ASSIGNED TASK
Give back the entire listing that follows, exactly.

AVAILABLE DATA
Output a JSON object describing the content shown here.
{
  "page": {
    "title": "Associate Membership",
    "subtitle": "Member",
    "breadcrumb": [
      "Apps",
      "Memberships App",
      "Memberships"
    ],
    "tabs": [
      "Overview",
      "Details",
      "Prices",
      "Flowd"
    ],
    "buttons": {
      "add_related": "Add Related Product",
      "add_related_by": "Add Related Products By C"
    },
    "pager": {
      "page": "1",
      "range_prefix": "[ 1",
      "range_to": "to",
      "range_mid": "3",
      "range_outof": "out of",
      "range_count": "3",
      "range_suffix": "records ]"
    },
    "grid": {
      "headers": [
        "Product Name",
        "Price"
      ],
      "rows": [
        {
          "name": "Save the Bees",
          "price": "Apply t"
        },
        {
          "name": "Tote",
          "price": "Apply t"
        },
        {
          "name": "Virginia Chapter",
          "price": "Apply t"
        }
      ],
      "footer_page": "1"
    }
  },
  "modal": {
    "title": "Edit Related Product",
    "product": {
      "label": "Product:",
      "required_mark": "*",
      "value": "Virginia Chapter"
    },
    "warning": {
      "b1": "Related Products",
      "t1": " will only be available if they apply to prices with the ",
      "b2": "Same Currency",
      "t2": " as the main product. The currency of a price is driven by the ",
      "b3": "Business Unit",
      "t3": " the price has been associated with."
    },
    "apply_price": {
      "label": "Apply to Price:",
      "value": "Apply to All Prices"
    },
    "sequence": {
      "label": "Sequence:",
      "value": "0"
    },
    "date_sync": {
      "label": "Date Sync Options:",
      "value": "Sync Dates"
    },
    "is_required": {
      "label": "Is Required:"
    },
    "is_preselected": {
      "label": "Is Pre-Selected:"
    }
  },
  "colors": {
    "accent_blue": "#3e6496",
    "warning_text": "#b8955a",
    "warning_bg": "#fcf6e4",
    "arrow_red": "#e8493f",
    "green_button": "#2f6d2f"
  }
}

RESULT BELOW
Output a JSON object describing the content shown here.
{
  "page": {
    "title": "Associate Membership",
    "subtitle": "Member",
    "breadcrumb": [
      "Apps",
      "Memberships App",
      "Memberships"
    ],
    "tabs": [
      "Overview",
      "Details",
      "Prices",
      "Flowd"
    ],
    "buttons": {
      "add_related": "Add Related Product",
      "add_related_by": "Add Related Products By C"
    },
    "pager": {
      "page": "1",
      "range_prefix": "[ 1",
      "range_to": "to",
      "range_mid": "3",
      "range_outof": "out of",
      "range_count": "3",
      "range_suffix": "records ]"
    },
    "grid": {
      "headers": [
        "Product Name",
        "Price"
      ],
      "rows": [
        {
          "name": "Save the Bees",
          "price": "Apply t"
        },
        {
          "name": "Tote",
          "price": "Apply t"
        },
        {
          "name": "Virginia Chapter",
          "price": "Apply t"
        }
      ],
      "footer_page": "1"
    }
  },
  "modal": {
    "title": "Edit Related Product",
    "product": {
      "label": "Product:",
      "required_mark": "*",
      "value": "Virginia Chapter"
    },
    "warning": {
      "b1": "Related Products",
      "t1": " will only be available if they apply to prices with the ",
      "b2": "Same Currency",
      "t2": " as the main product. The currency of a price is driven by the ",
      "b3": "Business Unit",
      "t3": " the price has been associated with."
    },
    "apply_price": {
      "label": "Apply to Price:",
      "value": "Apply to All Prices"
    },
    "sequence": {
      "label": "Sequence:",
      "value": "0"
    },
    "date_sync": {
      "label": "Date Sync Options:",
      "value": "Sync Dates"
    },
    "is_required": {
      "label": "Is Required:"
    },
    "is_preselected": {
      "label": "Is Pre-Selected:"
    }
  },
  "colors": {
    "accent_blue": "#3e6496",
    "warning_text": "#b8955a",
    "warning_bg": "#fcf6e4",
    "arrow_red": "#e8493f",
    "green_button": "#2f6d2f"
  }
}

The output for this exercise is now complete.